INPUT DATA:
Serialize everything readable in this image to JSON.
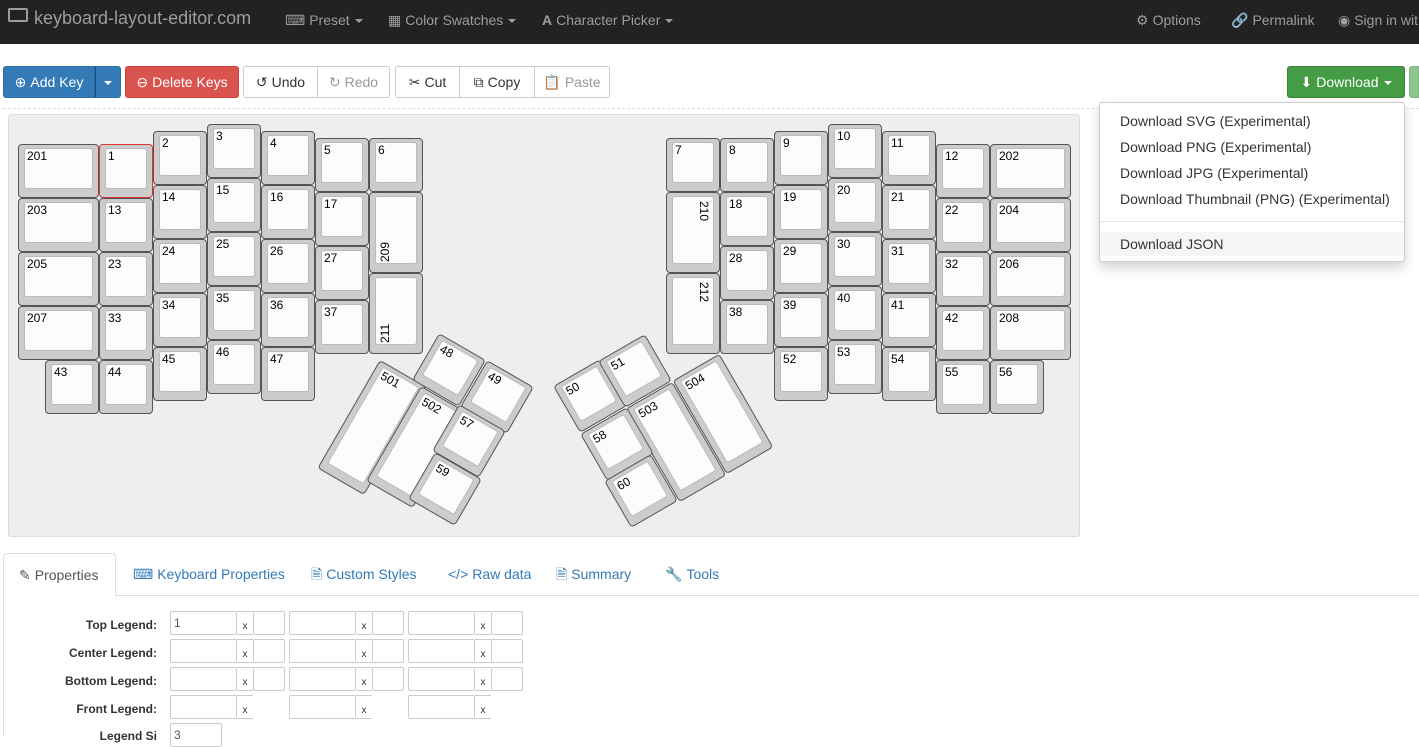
{
  "navbar": {
    "brand": "keyboard-layout-editor.com",
    "menus": [
      {
        "label": "Preset",
        "icon": "keyboard-icon"
      },
      {
        "label": "Color Swatches",
        "icon": "grid-icon"
      },
      {
        "label": "Character Picker",
        "icon": "font-icon"
      }
    ],
    "options": "Options",
    "permalink": "Permalink",
    "signin": "Sign in wit"
  },
  "toolbar": {
    "add_key": "Add Key",
    "delete_keys": "Delete Keys",
    "undo": "Undo",
    "redo": "Redo",
    "cut": "Cut",
    "copy": "Copy",
    "paste": "Paste",
    "download": "Download"
  },
  "download_menu": {
    "items": [
      "Download SVG (Experimental)",
      "Download PNG (Experimental)",
      "Download JPG (Experimental)",
      "Download Thumbnail (PNG) (Experimental)",
      "Download JSON"
    ]
  },
  "keys": [
    "201",
    "1",
    "2",
    "3",
    "4",
    "5",
    "6",
    "203",
    "13",
    "14",
    "15",
    "16",
    "17",
    "209",
    "205",
    "23",
    "24",
    "25",
    "26",
    "27",
    "207",
    "33",
    "34",
    "35",
    "36",
    "37",
    "211",
    "43",
    "44",
    "45",
    "46",
    "47",
    "7",
    "8",
    "9",
    "10",
    "11",
    "12",
    "202",
    "210",
    "18",
    "19",
    "20",
    "21",
    "22",
    "204",
    "28",
    "29",
    "30",
    "31",
    "32",
    "206",
    "212",
    "38",
    "39",
    "40",
    "41",
    "42",
    "208",
    "52",
    "53",
    "54",
    "55",
    "56",
    "501",
    "502",
    "48",
    "49",
    "57",
    "59",
    "50",
    "51",
    "503",
    "504",
    "58",
    "60"
  ],
  "tabs": [
    "Properties",
    "Keyboard Properties",
    "Custom Styles",
    "Raw data",
    "Summary",
    "Tools"
  ],
  "properties": {
    "rows": [
      "Top Legend:",
      "Center Legend:",
      "Bottom Legend:",
      "Front Legend:",
      "Legend Si"
    ],
    "top_legend_value": "1",
    "legend_size_value": "3",
    "x_mark": "x"
  },
  "colors": {
    "navbar": "#222222",
    "primary": "#337ab7",
    "danger": "#d9534f",
    "success": "#449d44"
  }
}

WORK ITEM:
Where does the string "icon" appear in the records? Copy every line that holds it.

EXERCISE RESULT:
        "icon": "keyboard-icon"
        "icon": "grid-icon"
        "icon": "font-icon"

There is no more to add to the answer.